I gave up.
I threw in the towel.
I put down my pen and walked away.
I got discouraged and quit. ‘Who cares anyway?’ I thought. ‘So what if I don’t write? What is my voice among the cacophony of others?’
I stopped using my voice and not just here on my blog. After writing about Covid lockdown being an opportunity, I sank into a funk. I stagnated rather than created. It stretched on past the lifting of lockdown. Observing the creativity of others, seemed to emphasize my lack of it and I shrank. I immersed myself in others voices, reading books and more books. A few very good ones. The thing is, when I started each book, I knew I was putting off my own creativity in some way or another. I hid behind the book covers. Reading is great, except when you’re using it to avoid and escape your own life.
Two things bring me back here. The first is just a nagging feeling I should – not as a chore, but because I have freedom to do so. There’s a tug on my heart. A prod in my back nudging me on. A friend once said to me, ‘Emma, you have a voice.’ I think I was being prayed for at the time. I’ve learned encouragements are often given to be stored up for a time when you least feel like those words. God knows there are points in our lives when we hit major ruts in the road, when the opposite of what He has promised seems to be true, when, to be frank, you seem to have failed, travelled backwards, or, like me, have come to a halt in the pit of discouragement. At the time when my friend said that phrase to me, I thought, ‘Okay, great.’ This summer I thought, ‘I think she was mistaken. Wrong person!’

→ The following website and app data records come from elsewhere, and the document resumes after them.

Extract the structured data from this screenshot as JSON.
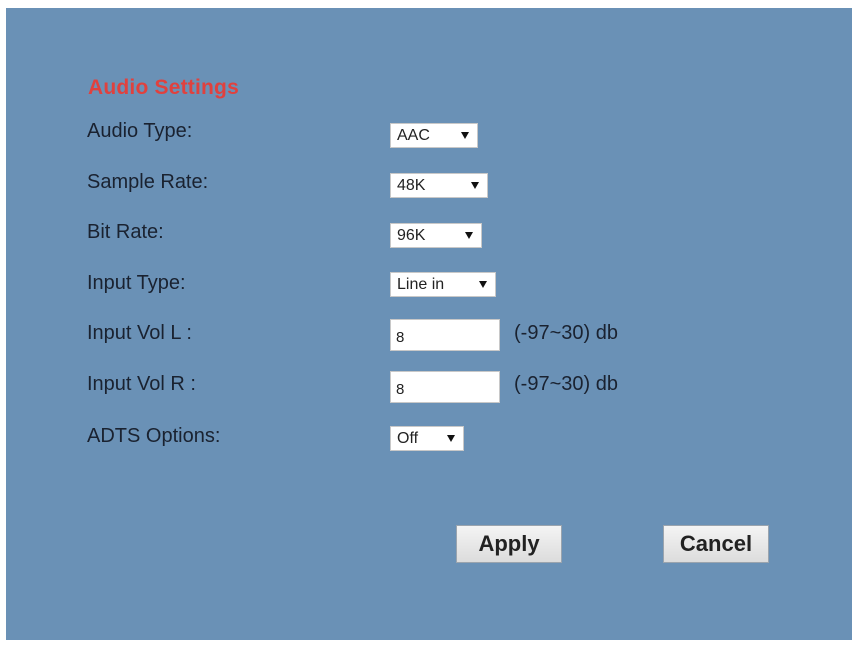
{
  "title": "Audio Settings",
  "fields": {
    "audio_type": {
      "label": "Audio Type:",
      "value": "AAC"
    },
    "sample_rate": {
      "label": "Sample Rate:",
      "value": "48K"
    },
    "bit_rate": {
      "label": "Bit Rate:",
      "value": "96K"
    },
    "input_type": {
      "label": "Input Type:",
      "value": "Line in"
    },
    "input_vol_l": {
      "label": "Input Vol L :",
      "value": "8",
      "unit": "(-97~30) db"
    },
    "input_vol_r": {
      "label": "Input Vol R :",
      "value": "8",
      "unit": "(-97~30) db"
    },
    "adts_options": {
      "label": "ADTS Options:",
      "value": "Off"
    }
  },
  "buttons": {
    "apply": "Apply",
    "cancel": "Cancel"
  },
  "colors": {
    "panel_background": "#6a91b6",
    "title": "#e0413e"
  }
}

So when I picked up a random non-fiction book from the library while I waited for my next fiction read to come in, I didn’t expect it to be anything of a revelation, or for God’s kindness to reach through it. ‘Outspoken’ by Veronica Rueckert is about learning to use your voice. It’s about scaling the obstacles to being heard. It’s more focused on speaking than writing to be honest. She talks about physical obstacles like posture and breathing as well as the cultural obstacles that get in the way of being heard. Rueckert talks about the way women tend to be encouraged to take less and less space both physically and in speech. This is not news to me, but I came away from it asking myself why I would silence myself, why I would shrink back. Which voices had I decided to listen to? It reminded me and brought me back to those words, the little nudge from God through a friend, ‘Emma, you have a voice.’
The second reason is I feel sad about not writing. On top of my generally depressive state of mind during 2020, not writing has made me more, not less, miserable. Who cares if I don’t write? Apparently, I do too.
The summer has not been all moping around at all. There were some adventures. We’ve been on various hikes and trips around our province. For years I wanted to climb Mount Carleton, the highest mountain in the province, and this year I made it there with one of my daughters and a good friend. The day was beautiful. The view is amazing from the top – a view of 10 million trees no less. At one point in the climb we came out onto the first peak, and for a minute we thought we were almost at the top before we looked across to see a dip before the last climb. On that first peak I had a wobble. I love mountains, but I get vertigo when I’m out in the open at a great height. There are ledges and edges and, in my mind, anyone could fall at any moment if they get too close. It makes me dizzy and shaky and I have to take a few deep breaths to help me get a handle on myself again. Despite all that, I love the challenge of climbing over rocks and boulders, of pushing myself physically to get somewhere and conquering my fear of heights each time. The thought of seeing the views along the way as well as right at the top keeps me taking each step, even if the thrill of being at the peak makes me a little wobbly as well.
With writing, and with a few other things in life, I forgot the fun of the climb. It didn’t seem worth it to even try. Finishing anything seemed like a far off mountain peak. Failure seemed inevitable. I sat at the bottom of each of those mountains and stared at the obstacles. I made excuses for why I should remain motionless, and silent. I guess from time to time we all find ourselves in this place. Thankfully we are not alone in those times, even if we feel it. God’s kindness reaches down to us in unexpected ways. His voice breaks through all the others if we care to listen.
And yes, I know it is may be a clichéd illustration, but, I’m taking the first shaky step on my way back onto one of those mountains.